Scott and the Romantic DogJournal for Eighteenth-Century Studies
AbstractNoting the centrality of dogs in Walter Scott's life and novels, this article argues that animal metaphors mark the transgression of the boundary between human and animal. In Guy Mannering, Scott makes a conventional use of animal metaphor when the hierarchy of dog breeds serves as a model for and rationalisation of inequality in human society. In The Black Dwarf, however, Scott questions the project of founding a vision of society on a conception of the natural order. For Scott, dogs provide access to affect and, owing to their connections with memory, help to construct human subjectivity.

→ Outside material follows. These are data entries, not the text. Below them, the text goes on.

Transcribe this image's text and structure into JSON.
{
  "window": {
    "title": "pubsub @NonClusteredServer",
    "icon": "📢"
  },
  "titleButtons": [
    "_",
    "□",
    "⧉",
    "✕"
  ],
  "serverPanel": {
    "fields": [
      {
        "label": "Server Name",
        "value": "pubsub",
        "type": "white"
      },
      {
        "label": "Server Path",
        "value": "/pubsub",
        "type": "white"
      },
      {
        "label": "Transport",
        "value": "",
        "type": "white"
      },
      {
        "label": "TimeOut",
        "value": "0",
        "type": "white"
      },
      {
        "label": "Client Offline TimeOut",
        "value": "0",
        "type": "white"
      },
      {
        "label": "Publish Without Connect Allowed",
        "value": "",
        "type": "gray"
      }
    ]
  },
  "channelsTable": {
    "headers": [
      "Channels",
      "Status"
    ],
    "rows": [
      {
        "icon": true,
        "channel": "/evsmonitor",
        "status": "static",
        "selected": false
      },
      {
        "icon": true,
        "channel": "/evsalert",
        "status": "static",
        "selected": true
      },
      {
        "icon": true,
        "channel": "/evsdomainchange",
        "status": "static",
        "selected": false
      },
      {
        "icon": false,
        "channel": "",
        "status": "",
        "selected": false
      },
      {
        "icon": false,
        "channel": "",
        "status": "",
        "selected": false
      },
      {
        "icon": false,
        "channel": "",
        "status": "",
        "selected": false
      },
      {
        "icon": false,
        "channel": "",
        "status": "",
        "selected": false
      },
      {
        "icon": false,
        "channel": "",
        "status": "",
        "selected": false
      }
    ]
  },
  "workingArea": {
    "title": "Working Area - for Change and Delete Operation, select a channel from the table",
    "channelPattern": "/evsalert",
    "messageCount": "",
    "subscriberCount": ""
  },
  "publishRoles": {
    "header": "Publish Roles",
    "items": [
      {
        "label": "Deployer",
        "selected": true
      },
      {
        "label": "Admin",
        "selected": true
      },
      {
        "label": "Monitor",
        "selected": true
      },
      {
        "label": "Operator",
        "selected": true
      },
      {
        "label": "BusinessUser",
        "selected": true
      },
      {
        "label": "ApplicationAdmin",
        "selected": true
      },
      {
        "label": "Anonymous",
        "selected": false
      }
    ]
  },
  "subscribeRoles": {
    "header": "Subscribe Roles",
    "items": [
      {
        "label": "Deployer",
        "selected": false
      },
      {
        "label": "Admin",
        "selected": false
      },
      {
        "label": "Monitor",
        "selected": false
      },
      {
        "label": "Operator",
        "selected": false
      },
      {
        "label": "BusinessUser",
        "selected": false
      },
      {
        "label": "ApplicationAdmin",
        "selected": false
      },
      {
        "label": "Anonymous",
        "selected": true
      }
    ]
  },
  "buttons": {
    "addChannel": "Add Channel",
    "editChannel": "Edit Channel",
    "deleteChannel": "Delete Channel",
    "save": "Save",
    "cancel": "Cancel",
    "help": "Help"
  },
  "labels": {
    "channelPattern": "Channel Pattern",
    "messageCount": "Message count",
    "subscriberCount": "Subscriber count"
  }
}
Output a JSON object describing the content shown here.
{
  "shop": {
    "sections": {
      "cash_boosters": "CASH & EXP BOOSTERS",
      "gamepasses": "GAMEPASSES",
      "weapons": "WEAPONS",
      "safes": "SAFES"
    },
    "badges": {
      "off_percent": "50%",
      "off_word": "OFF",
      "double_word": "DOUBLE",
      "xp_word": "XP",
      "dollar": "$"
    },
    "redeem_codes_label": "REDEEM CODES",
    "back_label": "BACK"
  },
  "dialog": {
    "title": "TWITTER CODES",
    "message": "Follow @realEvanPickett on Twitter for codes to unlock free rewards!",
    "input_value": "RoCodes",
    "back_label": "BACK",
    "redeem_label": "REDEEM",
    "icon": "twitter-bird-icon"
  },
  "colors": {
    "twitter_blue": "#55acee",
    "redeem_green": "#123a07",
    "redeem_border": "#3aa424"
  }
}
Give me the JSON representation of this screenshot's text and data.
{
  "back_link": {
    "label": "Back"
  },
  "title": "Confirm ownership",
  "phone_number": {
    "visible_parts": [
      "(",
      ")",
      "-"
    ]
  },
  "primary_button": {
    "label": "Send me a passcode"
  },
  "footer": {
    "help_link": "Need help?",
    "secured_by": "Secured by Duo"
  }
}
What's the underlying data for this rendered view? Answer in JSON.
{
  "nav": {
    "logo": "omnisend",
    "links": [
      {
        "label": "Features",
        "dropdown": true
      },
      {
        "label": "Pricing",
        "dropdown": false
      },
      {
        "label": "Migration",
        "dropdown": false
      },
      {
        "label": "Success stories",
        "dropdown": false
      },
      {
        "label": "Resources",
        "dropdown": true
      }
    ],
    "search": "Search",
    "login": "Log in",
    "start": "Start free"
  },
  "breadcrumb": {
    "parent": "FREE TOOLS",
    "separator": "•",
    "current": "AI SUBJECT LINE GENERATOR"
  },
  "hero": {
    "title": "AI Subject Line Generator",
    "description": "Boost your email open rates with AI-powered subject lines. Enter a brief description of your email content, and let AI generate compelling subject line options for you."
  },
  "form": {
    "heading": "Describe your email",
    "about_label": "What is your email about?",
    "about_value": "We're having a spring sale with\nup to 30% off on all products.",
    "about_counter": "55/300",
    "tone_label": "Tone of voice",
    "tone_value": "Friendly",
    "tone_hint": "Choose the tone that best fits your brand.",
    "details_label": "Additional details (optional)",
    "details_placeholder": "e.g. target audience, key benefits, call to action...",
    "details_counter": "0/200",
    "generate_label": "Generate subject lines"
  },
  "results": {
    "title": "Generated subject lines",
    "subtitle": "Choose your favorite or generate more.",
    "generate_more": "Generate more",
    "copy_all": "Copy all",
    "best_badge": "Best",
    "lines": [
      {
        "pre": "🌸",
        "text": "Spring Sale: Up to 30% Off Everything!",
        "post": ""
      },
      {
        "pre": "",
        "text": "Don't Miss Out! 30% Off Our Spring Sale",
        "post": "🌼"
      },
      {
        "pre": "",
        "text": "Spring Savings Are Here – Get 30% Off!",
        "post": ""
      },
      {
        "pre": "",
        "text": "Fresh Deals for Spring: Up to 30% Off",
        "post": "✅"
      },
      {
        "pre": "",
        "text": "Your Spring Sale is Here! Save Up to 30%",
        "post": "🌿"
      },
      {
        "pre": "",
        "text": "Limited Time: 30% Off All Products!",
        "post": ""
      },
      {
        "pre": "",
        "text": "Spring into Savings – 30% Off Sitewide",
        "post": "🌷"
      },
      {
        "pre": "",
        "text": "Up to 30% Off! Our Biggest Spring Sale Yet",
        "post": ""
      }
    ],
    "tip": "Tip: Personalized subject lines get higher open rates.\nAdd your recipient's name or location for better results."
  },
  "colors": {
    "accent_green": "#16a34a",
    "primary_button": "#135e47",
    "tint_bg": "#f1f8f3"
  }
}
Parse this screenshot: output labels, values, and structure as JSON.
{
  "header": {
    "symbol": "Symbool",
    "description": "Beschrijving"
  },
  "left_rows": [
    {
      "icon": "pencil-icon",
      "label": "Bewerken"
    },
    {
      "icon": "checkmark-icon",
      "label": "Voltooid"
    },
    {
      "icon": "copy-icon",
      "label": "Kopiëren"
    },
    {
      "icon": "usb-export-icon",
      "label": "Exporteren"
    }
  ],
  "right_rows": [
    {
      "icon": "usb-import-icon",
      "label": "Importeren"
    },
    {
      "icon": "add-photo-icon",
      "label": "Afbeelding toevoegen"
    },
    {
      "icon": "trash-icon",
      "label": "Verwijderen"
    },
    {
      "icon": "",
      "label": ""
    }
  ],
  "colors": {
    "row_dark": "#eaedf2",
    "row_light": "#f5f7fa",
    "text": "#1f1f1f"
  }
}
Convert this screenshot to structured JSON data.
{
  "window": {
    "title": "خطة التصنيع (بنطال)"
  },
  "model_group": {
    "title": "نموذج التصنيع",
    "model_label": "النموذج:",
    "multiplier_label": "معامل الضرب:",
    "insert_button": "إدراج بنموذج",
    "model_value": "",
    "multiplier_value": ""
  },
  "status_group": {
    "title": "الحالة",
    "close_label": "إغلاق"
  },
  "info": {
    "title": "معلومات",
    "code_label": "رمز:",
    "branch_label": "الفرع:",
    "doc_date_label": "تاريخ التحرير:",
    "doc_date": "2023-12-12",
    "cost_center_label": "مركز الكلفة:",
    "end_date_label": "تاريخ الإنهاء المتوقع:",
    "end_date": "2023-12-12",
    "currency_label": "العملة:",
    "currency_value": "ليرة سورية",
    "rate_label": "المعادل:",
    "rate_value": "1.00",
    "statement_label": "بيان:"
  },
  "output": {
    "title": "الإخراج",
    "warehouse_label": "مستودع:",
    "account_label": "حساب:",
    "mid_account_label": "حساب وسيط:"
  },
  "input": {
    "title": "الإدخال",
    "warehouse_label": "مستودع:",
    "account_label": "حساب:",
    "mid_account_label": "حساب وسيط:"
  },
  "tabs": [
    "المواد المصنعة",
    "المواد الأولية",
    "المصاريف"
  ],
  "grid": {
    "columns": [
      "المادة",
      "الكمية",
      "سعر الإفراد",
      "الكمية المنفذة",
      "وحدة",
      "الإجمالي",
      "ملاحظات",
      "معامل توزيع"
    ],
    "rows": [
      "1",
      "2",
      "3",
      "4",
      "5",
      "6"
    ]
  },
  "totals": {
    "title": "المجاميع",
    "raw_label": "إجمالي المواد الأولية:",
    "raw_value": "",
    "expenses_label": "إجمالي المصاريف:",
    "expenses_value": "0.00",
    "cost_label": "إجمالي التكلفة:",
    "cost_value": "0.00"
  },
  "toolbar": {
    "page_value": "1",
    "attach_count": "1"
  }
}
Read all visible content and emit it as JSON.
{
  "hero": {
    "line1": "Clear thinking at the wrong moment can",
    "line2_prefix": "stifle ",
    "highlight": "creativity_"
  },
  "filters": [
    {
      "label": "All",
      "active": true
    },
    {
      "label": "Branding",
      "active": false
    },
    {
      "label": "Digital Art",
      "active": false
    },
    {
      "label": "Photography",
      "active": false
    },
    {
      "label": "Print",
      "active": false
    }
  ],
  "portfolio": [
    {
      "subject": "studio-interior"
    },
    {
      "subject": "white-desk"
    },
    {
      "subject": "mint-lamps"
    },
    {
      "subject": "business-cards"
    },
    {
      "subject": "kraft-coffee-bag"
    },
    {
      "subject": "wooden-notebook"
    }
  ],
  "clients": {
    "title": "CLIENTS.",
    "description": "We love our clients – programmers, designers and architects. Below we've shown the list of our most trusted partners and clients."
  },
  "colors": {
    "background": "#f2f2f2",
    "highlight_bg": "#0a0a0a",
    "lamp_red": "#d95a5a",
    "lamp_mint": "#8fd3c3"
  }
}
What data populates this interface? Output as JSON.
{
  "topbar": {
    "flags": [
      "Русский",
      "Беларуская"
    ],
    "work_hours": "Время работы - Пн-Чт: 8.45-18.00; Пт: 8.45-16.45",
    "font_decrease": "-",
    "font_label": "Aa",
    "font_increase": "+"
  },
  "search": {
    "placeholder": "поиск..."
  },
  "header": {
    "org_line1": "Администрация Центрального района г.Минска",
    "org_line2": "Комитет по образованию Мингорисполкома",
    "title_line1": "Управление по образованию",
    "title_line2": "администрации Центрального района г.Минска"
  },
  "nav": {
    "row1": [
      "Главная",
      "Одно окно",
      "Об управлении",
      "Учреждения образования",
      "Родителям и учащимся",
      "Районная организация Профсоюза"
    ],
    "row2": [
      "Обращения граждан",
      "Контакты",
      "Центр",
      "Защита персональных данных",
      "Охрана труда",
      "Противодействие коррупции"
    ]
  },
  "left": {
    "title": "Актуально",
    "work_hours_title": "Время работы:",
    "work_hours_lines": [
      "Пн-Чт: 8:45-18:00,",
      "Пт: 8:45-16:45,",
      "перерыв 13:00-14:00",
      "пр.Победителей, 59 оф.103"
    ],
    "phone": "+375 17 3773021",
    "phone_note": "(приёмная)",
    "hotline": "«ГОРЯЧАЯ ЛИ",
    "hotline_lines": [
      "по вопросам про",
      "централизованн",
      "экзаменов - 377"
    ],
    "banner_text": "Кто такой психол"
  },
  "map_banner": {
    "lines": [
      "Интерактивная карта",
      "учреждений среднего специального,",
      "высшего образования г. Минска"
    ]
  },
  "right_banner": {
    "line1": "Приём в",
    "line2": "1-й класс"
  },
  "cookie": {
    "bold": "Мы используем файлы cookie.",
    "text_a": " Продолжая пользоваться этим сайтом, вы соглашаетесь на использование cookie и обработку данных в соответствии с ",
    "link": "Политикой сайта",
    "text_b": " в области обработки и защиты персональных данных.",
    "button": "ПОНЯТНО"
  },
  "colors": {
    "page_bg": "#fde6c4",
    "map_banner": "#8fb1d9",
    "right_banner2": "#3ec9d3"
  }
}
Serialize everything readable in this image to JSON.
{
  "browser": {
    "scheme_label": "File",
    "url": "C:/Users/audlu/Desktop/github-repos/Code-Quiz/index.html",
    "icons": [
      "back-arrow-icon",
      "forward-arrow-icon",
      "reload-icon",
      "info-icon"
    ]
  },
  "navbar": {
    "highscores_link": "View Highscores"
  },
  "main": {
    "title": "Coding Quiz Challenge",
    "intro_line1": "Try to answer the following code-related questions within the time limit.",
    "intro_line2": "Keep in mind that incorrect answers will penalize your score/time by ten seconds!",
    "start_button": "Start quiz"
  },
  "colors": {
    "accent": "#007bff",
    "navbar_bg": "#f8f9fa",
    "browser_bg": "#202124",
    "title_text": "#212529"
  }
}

Citation InformationJames P. Carson. "Scott and the Romantic Dog" Journal for Eighteenth-Century Studies Vol. 33 Iss. 4 (2010) p. 647 - 661
Available at: http://works.bepress.com/james_carson/32/